Cookies Policy

This site uses cookies. By continuing to browse the site you are agreeing to our use of cookies.

I accept this policy

Find out more here

Hermeneutics And Natural Knowledge In The Reformers

Brill’s MyBook program is exclusively available on BrillOnline Books and Journals. Students and scholars affiliated with an institution that has purchased a Brill E-Book on the BrillOnline platform automatically have access to the MyBook option for the title(s) acquired by the Library. Brill MyBook is a print-on-demand paperback copy which is sold at a favorably uniform low price.

Access this chapter

+ Tax (if applicable)

Chapter Summary

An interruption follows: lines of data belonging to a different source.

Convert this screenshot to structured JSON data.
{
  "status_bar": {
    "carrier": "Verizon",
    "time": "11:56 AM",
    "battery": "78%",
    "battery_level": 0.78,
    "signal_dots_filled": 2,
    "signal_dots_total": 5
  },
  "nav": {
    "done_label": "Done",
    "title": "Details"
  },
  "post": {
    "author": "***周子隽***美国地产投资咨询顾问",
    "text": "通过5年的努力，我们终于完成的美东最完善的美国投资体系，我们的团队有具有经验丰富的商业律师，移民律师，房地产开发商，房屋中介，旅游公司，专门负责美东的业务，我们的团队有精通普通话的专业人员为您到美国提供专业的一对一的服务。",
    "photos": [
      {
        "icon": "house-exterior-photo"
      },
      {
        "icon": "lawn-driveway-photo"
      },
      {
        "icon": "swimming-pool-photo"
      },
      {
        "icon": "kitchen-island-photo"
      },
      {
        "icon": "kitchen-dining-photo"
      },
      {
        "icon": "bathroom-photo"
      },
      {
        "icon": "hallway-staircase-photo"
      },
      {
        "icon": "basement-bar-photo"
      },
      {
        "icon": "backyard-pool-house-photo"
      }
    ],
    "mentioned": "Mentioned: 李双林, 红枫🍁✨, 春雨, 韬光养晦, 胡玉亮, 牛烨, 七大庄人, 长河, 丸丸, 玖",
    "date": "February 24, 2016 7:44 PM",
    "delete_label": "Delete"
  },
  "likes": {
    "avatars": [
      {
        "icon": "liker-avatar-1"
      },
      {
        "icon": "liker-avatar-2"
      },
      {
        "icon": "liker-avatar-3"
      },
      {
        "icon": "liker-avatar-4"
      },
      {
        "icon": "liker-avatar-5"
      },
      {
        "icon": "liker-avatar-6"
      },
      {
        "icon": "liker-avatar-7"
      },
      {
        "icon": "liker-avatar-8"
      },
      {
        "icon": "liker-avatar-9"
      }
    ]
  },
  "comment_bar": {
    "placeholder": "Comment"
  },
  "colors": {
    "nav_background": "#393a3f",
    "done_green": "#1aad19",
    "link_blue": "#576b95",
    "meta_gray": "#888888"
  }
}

Any attempt to identify a distinctively Protestant approach to biblical hermeneutics in the early modern period is complicated by a number of factors. This chapter focuses primarily on the ideas of Martin Luther and John Calvin, and on their explicit statements about the theory of biblical interpretation (rather than their exegetical practices or their readings of particular passages of Scripture). If there is one widely known generalization about the approach of the Protestant reformers to hermeneutics, it is that they emphasized in an unprecedented way the literal sense of Scripture. In order to make the case that the Protestant Reformation made possible a major hermeneutical shift, more is required than the identification of specific ways in which Protestant exegesis differed from the interpretative practices of medieval Catholicism.

Keywords: biblical interpretation; Catholicism; early modern period; hermeneutics; John Calvin; Martin Luther; Protestant; reformers



Can't access your account?
  • Tools

  • Add to Favorites
  • Printable version
  • Email this page
  • Recommend to your library

    You must fill out fields marked with: *

    Librarian details
    Your details
    Why are you recommending this title?
    Select reason:
    Nature and Scripture in the Abrahamic Religions: Up to 1700 (2 vols)   — Recommend this title to your library
  • Export citations
  • Key

  • Full access
  • Open Access
  • Partial/No accessInformation